Defensive Line: A-

When your defense allows just over 200 total offensive yards, it typically means solid grades are abound. The tone was set early by the big guys up front. Twice, on fourth and one, Rutgers sent in their version of Will Levis in Johnny Langan to try and pick up the first down. Twice, Langan got stuffed, giving PSU solid field position to take over. Shout-out to D’Von Ellies for picking up a sack.

Linebacker: A-

The A-minus is for some instances of sloppy tackling. However, it was once again a solid day for the linebacking corps. Ellis Brooks forced a fumble on Rutgers’ opening drive of the second half, which set up a field goal and also got pressure a couple times on Rutgers QB Noah Vedral. Jesse Luketa had ten tackles, including one for a loss.
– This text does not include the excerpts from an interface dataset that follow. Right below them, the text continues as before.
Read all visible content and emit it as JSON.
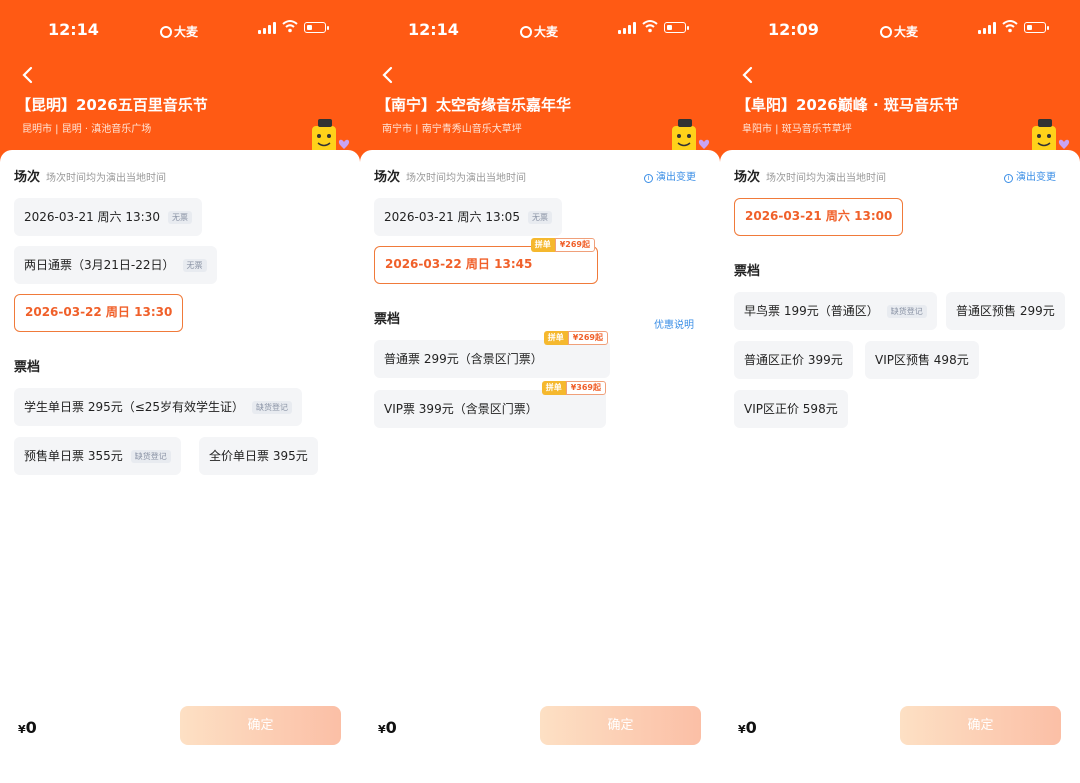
{
  "panels": [
    {
      "status": {
        "time": "12:14",
        "carrier": "大麦"
      },
      "header": {
        "title": "【昆明】2026五百里音乐节",
        "subtitle": "昆明市 | 昆明 · 滇池音乐广场"
      },
      "sessions": {
        "label": "场次",
        "hint": "场次时间均为演出当地时间",
        "link": "",
        "items": [
          {
            "text": "2026-03-21 周六 13:30",
            "tag": "无票",
            "selected": false
          },
          {
            "text": "两日通票（3月21日-22日）",
            "tag": "无票",
            "selected": false
          },
          {
            "text": "2026-03-22 周日 13:30",
            "tag": "",
            "selected": true
          }
        ]
      },
      "tickets": {
        "label": "票档",
        "link": "",
        "items": [
          {
            "text": "学生单日票 295元（≤25岁有效学生证）",
            "tag": "缺货登记"
          },
          {
            "text": "预售单日票 355元",
            "tag": "缺货登记"
          },
          {
            "text": "全价单日票 395元",
            "tag": ""
          }
        ]
      },
      "footer": {
        "currency": "¥",
        "amount": "0",
        "confirm": "确定"
      }
    },
    {
      "status": {
        "time": "12:14",
        "carrier": "大麦"
      },
      "header": {
        "title": "【南宁】太空奇缘音乐嘉年华",
        "subtitle": "南宁市 | 南宁青秀山音乐大草坪"
      },
      "sessions": {
        "label": "场次",
        "hint": "场次时间均为演出当地时间",
        "link": "演出变更",
        "items": [
          {
            "text": "2026-03-21 周六 13:05",
            "tag": "无票",
            "selected": false
          },
          {
            "text": "2026-03-22 周日 13:45",
            "tag": "",
            "selected": true,
            "promo_a": "拼单",
            "promo_b": "¥269起"
          }
        ]
      },
      "tickets": {
        "label": "票档",
        "link": "优惠说明",
        "items": [
          {
            "text": "普通票 299元（含景区门票）",
            "tag": "",
            "promo_a": "拼单",
            "promo_b": "¥269起"
          },
          {
            "text": "VIP票 399元（含景区门票）",
            "tag": "",
            "promo_a": "拼单",
            "promo_b": "¥369起"
          }
        ]
      },
      "footer": {
        "currency": "¥",
        "amount": "0",
        "confirm": "确定"
      }
    },
    {
      "status": {
        "time": "12:09",
        "carrier": "大麦"
      },
      "header": {
        "title": "【阜阳】2026巅峰 · 斑马音乐节",
        "subtitle": "阜阳市 | 斑马音乐节草坪"
      },
      "sessions": {
        "label": "场次",
        "hint": "场次时间均为演出当地时间",
        "link": "演出变更",
        "items": [
          {
            "text": "2026-03-21 周六 13:00",
            "tag": "",
            "selected": true
          }
        ]
      },
      "tickets": {
        "label": "票档",
        "link": "",
        "items": [
          {
            "text": "早鸟票 199元（普通区）",
            "tag": "缺货登记"
          },
          {
            "text": "普通区预售 299元",
            "tag": ""
          },
          {
            "text": "普通区正价 399元",
            "tag": ""
          },
          {
            "text": "VIP区预售 498元",
            "tag": ""
          },
          {
            "text": "VIP区正价 598元",
            "tag": ""
          }
        ]
      },
      "footer": {
        "currency": "¥",
        "amount": "0",
        "confirm": "确定"
      }
    }
  ],
  "colors": {
    "header": "#ff5a14",
    "accent": "#f0602a",
    "link": "#3a8ee6",
    "chip": "#f4f5f7"
  }
}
Brandon Smith also had some timely pressure on Vedral, forcing Rutgers out of rhythm.

Secondary: A-

Rutgers only threw for 122 yards in total as this unit garnered four pass break-ups (one each for Keaton Ellis, Jaquan Brisker, Daquan Hardy, and Jonathan Sutherland) and a sack (hello again, Hardy). Still, I have to attach a minus to the A based on allowing Vedral’s fourth and goal desperation heave into the end zone (while being hurried to the sideline) to be caught uncontested by Bo Melton. There seemed to be at least three different players in the vicinity who could have at least tried to get a hand on the ball. Small gripe I suppose, since all it ended up doing in the end was ruining the shutout, but it felt at the time like Rutgers might have had a little bit of life when they otherwise shouldn’t have.

Special Teams: B+

Between Jake Pinegar and Jordan Stout, the kickers were a combined 3-for-3 on field goals. Stout nailed a clutch 47-yard field goal on PSU’s opening drive of the second half, taking advantage of a forced fumble recovery in Rutgers territory.

Stout also stuck four of his six kickoffs for touchbacks. The only two kickoffs that didn’t go for touchbacks, Stout was kicking directly into heavy winds. His punting game left more to be desired though, averaging only 38 yards per punt and badly shanking a punt.

Understandably, the ball was probably slippery due to weather conditions, but seeing Devyn Ford muff the opening kickoff brought back harsh memories of Rutgers recovering the opening kickoff in 2016 and 2017 (which they thankfully, couldn’t make anything out of).